* [WHAT TO WORK ON]
Please count the lines in these records that contain "JSON" and give only that count.

* [Entries from a dataset of interfaces]
=== Section Start ===

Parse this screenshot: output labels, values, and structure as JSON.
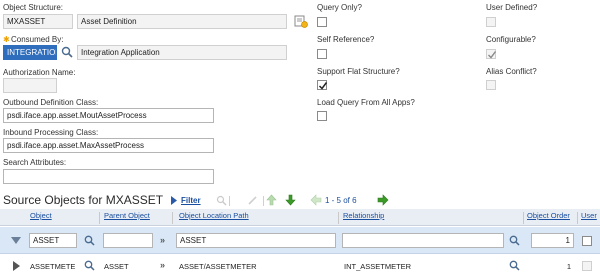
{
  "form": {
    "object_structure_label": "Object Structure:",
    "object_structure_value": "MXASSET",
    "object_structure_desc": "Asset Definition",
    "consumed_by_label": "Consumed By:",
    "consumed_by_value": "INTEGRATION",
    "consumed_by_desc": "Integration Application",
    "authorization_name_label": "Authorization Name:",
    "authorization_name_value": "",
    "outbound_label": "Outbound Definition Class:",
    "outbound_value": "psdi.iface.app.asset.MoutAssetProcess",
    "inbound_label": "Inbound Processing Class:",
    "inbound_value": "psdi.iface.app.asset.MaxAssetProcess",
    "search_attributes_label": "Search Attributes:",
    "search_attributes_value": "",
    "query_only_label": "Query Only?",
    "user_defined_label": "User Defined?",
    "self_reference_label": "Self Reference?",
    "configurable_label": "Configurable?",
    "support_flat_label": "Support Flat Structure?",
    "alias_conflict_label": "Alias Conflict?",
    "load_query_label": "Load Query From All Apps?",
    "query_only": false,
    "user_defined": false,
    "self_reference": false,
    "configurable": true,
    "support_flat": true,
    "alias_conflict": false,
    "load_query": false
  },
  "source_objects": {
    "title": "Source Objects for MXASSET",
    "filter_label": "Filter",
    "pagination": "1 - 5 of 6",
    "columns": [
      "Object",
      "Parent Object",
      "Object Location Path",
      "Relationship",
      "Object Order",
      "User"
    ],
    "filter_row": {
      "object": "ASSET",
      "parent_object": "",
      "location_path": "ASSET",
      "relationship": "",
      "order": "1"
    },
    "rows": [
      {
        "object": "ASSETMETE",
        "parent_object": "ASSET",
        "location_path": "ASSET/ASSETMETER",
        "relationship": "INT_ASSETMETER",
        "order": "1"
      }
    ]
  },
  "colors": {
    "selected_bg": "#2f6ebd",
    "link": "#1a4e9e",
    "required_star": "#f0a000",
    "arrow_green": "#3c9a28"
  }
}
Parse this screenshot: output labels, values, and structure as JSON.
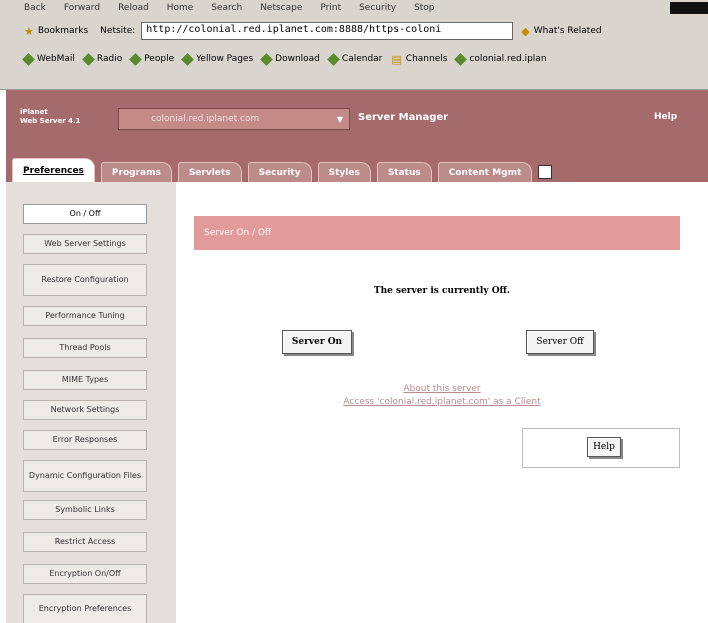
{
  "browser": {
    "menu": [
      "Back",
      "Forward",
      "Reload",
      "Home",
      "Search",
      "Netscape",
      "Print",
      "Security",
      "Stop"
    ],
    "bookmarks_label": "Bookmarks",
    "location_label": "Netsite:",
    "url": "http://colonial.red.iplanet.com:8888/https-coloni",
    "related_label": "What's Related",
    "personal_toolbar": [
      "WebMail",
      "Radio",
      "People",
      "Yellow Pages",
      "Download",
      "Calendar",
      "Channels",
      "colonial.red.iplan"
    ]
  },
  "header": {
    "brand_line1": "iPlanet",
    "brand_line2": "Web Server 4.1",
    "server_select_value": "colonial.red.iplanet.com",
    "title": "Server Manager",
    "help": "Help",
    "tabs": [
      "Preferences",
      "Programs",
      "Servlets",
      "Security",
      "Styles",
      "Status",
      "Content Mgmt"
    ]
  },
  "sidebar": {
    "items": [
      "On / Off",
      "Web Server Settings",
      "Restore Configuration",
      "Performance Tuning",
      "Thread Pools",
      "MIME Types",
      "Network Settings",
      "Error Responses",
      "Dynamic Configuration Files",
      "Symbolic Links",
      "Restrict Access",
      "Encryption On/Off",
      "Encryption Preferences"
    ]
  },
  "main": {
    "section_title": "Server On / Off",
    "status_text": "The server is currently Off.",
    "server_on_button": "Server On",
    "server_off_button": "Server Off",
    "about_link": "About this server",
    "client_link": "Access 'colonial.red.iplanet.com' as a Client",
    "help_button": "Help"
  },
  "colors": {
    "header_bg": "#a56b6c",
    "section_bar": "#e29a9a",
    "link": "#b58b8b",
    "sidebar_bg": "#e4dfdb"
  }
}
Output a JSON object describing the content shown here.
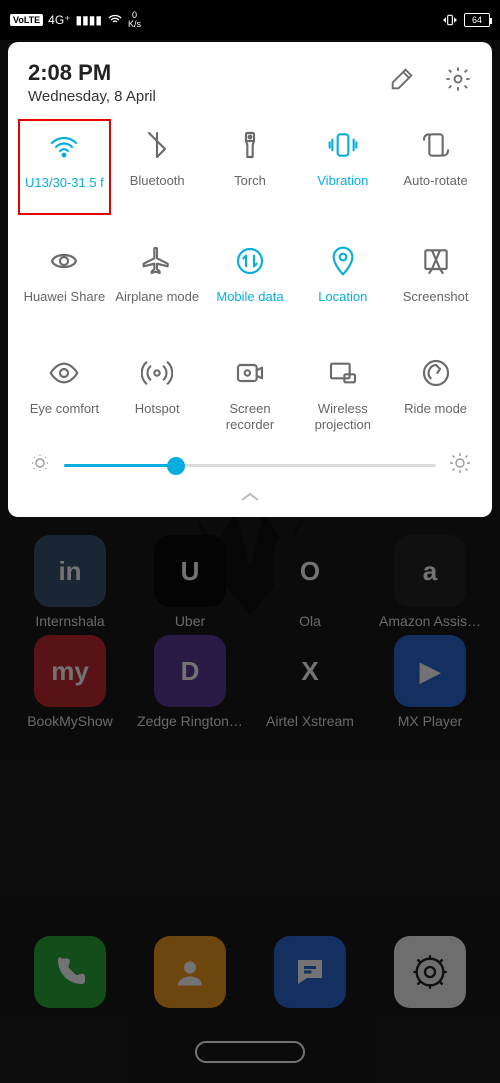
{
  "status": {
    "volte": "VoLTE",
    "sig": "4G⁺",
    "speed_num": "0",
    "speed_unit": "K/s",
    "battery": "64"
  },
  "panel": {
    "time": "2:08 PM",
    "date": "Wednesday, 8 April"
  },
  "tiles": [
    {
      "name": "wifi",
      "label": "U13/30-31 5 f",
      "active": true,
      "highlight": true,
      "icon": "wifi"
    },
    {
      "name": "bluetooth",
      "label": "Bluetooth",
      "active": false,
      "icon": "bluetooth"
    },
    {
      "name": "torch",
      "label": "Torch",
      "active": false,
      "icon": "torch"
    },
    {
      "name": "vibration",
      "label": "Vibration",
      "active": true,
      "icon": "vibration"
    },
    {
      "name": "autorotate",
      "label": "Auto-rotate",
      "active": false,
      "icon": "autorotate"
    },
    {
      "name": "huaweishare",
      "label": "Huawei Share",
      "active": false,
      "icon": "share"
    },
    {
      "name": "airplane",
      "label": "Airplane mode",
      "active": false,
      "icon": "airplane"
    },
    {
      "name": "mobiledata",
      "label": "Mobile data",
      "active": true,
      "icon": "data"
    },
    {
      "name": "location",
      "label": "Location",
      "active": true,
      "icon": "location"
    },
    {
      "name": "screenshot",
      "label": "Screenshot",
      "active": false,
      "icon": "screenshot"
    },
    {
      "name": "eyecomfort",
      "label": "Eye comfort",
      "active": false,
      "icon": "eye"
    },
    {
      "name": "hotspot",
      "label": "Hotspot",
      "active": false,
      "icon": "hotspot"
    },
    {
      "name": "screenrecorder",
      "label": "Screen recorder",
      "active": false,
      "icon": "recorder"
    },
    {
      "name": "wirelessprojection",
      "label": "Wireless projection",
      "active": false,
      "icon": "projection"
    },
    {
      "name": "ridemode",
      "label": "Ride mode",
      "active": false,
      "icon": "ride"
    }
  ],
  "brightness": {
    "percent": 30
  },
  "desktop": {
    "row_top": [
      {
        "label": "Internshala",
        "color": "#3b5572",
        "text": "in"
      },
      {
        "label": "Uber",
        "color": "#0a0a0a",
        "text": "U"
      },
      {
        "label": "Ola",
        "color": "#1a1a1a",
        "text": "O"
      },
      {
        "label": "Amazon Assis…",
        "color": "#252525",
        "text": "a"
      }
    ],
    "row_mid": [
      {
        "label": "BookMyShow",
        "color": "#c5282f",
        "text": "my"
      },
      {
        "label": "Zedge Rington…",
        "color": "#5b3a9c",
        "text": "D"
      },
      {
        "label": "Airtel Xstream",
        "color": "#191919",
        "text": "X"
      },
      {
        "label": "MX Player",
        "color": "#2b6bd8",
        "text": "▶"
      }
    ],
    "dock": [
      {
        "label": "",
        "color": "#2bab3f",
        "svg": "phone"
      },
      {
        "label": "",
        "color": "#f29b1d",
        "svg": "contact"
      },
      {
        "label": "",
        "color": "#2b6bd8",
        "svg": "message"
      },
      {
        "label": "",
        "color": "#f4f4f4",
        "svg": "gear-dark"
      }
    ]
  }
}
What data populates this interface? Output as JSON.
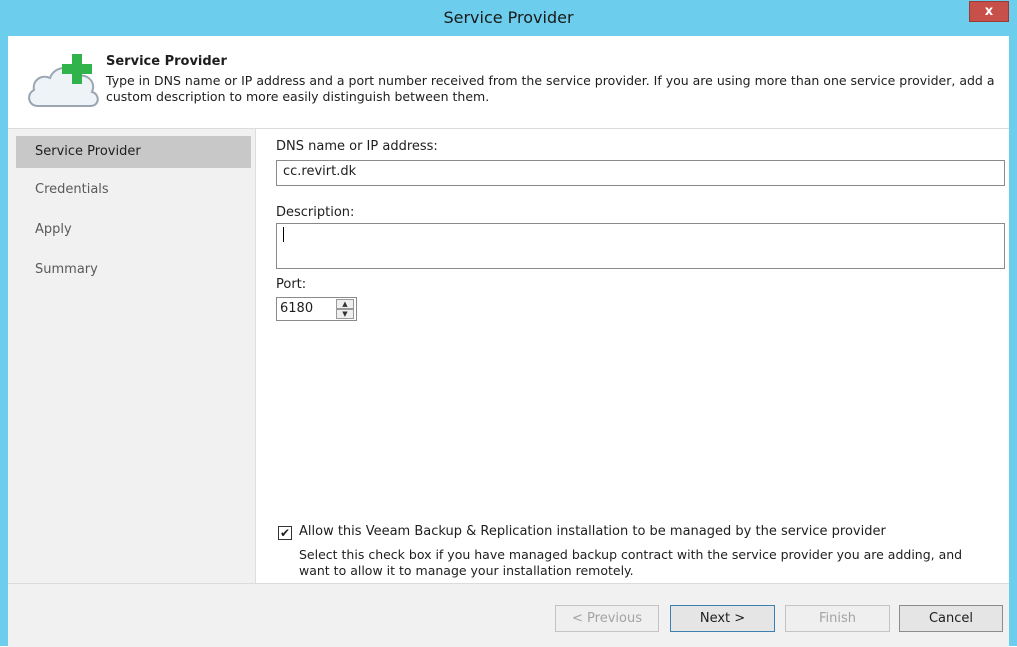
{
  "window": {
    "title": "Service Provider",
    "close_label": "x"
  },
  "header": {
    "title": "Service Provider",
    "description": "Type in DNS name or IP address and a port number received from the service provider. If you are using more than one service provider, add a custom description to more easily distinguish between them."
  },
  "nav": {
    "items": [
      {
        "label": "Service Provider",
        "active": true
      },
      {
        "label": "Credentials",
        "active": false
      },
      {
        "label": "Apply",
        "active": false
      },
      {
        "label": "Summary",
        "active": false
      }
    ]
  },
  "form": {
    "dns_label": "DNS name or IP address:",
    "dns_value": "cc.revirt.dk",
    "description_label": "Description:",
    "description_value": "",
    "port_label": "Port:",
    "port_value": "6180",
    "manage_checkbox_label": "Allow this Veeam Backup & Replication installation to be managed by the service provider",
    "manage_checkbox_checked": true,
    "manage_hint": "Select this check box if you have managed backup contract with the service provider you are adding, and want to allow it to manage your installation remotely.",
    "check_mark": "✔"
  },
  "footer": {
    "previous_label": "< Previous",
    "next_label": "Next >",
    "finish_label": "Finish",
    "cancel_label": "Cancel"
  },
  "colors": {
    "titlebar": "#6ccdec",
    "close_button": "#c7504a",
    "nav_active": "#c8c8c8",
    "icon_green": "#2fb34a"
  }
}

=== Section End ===

* [ANSWER BOX]
4